As a Teaching Assistant, you act as an extra pair of hands, eyes and ears in the classroom. You are there to help and assist the Teacher in all they do, so it’s crucial you’re proactive and attentive.
If you notice them dealing with an issue, make yourself useful by minimising disruption to the rest of the class. The Teacher will be very appreciative of your help. Plus, it’s a great way to practice leading a class and gain confidence.
Be prepared to go off plan
Much of what happens in a lesson is dictated by the question’s pupils ask. You and the Teacher will no doubt have spent considerable time planning it. Nevertheless, they could throw you a curveball and ask you something you weren’t expecting.
This is a positive thing. Your pupils are thinking about these concepts outside of the box. Giving you and the rest of the class a different way of looking at things. Embrace this and take it in your stride and you’ll find you more easily adapt to unforeseen situations. You’ll also need to think on your feet as the different needs of Teachers and pupils become clear to you. Changing your plans to suit the teaching and various learning styles.
You won’t always know the answer

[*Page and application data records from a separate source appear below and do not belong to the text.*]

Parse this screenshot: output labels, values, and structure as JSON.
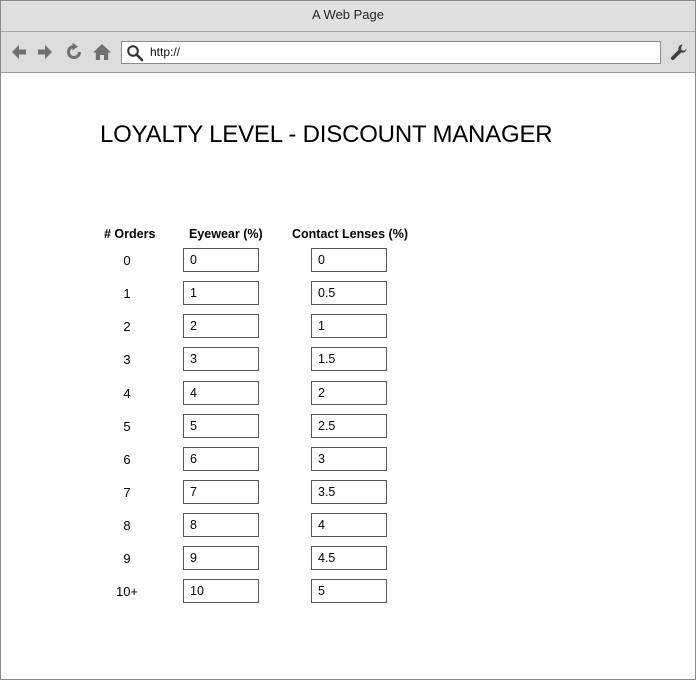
{
  "window": {
    "title": "A Web Page"
  },
  "toolbar": {
    "url": "http://",
    "icons": [
      "back-arrow-icon",
      "forward-arrow-icon",
      "reload-icon",
      "home-icon",
      "search-icon",
      "wrench-icon"
    ]
  },
  "page": {
    "title": "LOYALTY LEVEL - DISCOUNT MANAGER"
  },
  "table": {
    "headers": {
      "orders": "# Orders",
      "eyewear": "Eyewear (%)",
      "contact_lenses": "Contact Lenses (%)"
    },
    "rows": [
      {
        "orders": "0",
        "eyewear": "0",
        "contact_lenses": "0"
      },
      {
        "orders": "1",
        "eyewear": "1",
        "contact_lenses": "0.5"
      },
      {
        "orders": "2",
        "eyewear": "2",
        "contact_lenses": "1"
      },
      {
        "orders": "3",
        "eyewear": "3",
        "contact_lenses": "1.5"
      },
      {
        "orders": "4",
        "eyewear": "4",
        "contact_lenses": "2"
      },
      {
        "orders": "5",
        "eyewear": "5",
        "contact_lenses": "2.5"
      },
      {
        "orders": "6",
        "eyewear": "6",
        "contact_lenses": "3"
      },
      {
        "orders": "7",
        "eyewear": "7",
        "contact_lenses": "3.5"
      },
      {
        "orders": "8",
        "eyewear": "8",
        "contact_lenses": "4"
      },
      {
        "orders": "9",
        "eyewear": "9",
        "contact_lenses": "4.5"
      },
      {
        "orders": "10+",
        "eyewear": "10",
        "contact_lenses": "5"
      }
    ]
  }
}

Like the unexpected curveball questions, you’ll need to become comfortable teaching topics you’re less than familiar with. There will no doubt be many you are strong at. But you’re only human and can’t be expected to know all about every subject.
So, don’t panic when ones come along that are outside of your comfort zone. Plan as you would do any other lesson. Chances are you’re going to know far more about it than your pupils will. If you’re asked a question you don’t know, simply find the answer afterwards and discuss it in the next session.

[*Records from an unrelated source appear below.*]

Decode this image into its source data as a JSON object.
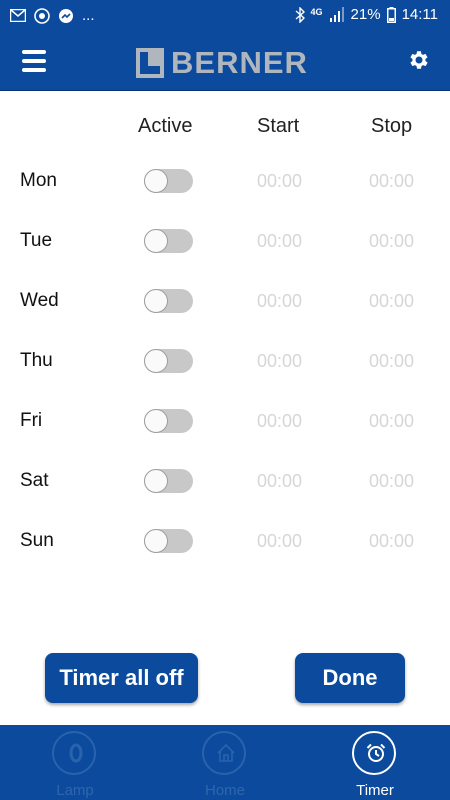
{
  "status_bar": {
    "left_icons": [
      "mail-icon",
      "chrome-icon",
      "messenger-icon"
    ],
    "more": "...",
    "right_icons": [
      "bluetooth-icon",
      "network-4g-icon",
      "signal-icon",
      "battery-icon"
    ],
    "network": "4G",
    "battery": "21%",
    "time": "14:11"
  },
  "header": {
    "brand": "BERNER",
    "left_icon": "hamburger-menu-icon",
    "right_icon": "gear-icon"
  },
  "table": {
    "columns": [
      "Active",
      "Start",
      "Stop"
    ],
    "rows": [
      {
        "day": "Mon",
        "active": false,
        "start": "00:00",
        "stop": "00:00"
      },
      {
        "day": "Tue",
        "active": false,
        "start": "00:00",
        "stop": "00:00"
      },
      {
        "day": "Wed",
        "active": false,
        "start": "00:00",
        "stop": "00:00"
      },
      {
        "day": "Thu",
        "active": false,
        "start": "00:00",
        "stop": "00:00"
      },
      {
        "day": "Fri",
        "active": false,
        "start": "00:00",
        "stop": "00:00"
      },
      {
        "day": "Sat",
        "active": false,
        "start": "00:00",
        "stop": "00:00"
      },
      {
        "day": "Sun",
        "active": false,
        "start": "00:00",
        "stop": "00:00"
      }
    ]
  },
  "buttons": {
    "timer_all_off": "Timer all off",
    "done": "Done"
  },
  "bottom_nav": [
    {
      "label": "Lamp",
      "icon": "lamp-icon",
      "active": false
    },
    {
      "label": "Home",
      "icon": "home-icon",
      "active": false
    },
    {
      "label": "Timer",
      "icon": "alarm-clock-icon",
      "active": true
    }
  ],
  "colors": {
    "primary": "#0b4a9c",
    "brand_gray": "#b0b6be",
    "toggle_off": "#c8c8c8",
    "time_disabled": "#d6d6d6",
    "nav_inactive": "#2e66ad"
  }
}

There will be bad days and that’s ok
Even with your best adaptation skills, some classes just won’t go that well. Your class might not be engaged despite your efforts or your lesson plan might run short. These things happen, so try not to be discouraged when bad days occur. Smile, learn from it and remember, there’s always tomorrow.
Group activities can be a great way to find your feet
Group work can be a real lifeline when you’re new to the classroom. You may have to plan the activities, but it’s the pupils who run with it on the day. Taking the heat off while you adjust to your new environment and allowing you to assess your pupils up-close.
You’ll find that some shine during these activities and perhaps become more comfortable discussing thoughts and ideas with their classmates. Others may be more withdrawn which shows you need to find a better way of working with them. Overall, it’s a great way to settle in and gain some insight.
Don’t be tempted to wing it
It may seem like teaching comes naturally to experienced Teaching Assistants. But rest assured they dedicate time outside of the classroom to planning their day.
So, even if you are a whizz in the subject of an upcoming lesson, don’t be tempted to go in unprepared. You might know your stuff but when you’re put on the spot it’s easy to forget.
Plan the content you want to discuss before every lesson. Writing down specific questions you want to ask pupils and noting down potential answer to theirs. Plan more than you think you need as it’s often the case pupils work through materials quicker than you anticipated. This will help you avoid running out and feeling caught short on the day.
There are many tips and tricks to prepare for the classroom environment. But the main thing to remember is you have a dedicated ally on hand to help. Talk with your Teacher regularly and know that it’s ok to ask for help when you’re struggling.
It’s the best way for you to gain insight, get feedback on your performance and find out what they need.
If you’re reading this as an aspiring Teaching Assistant, Stonebridge Associated Colleges can help you take the next step. As a leading UK distance learning provider, they offer many online courses to help you prepare for Teaching Assistant roles.
Browse the ones we have available by clicking the link below.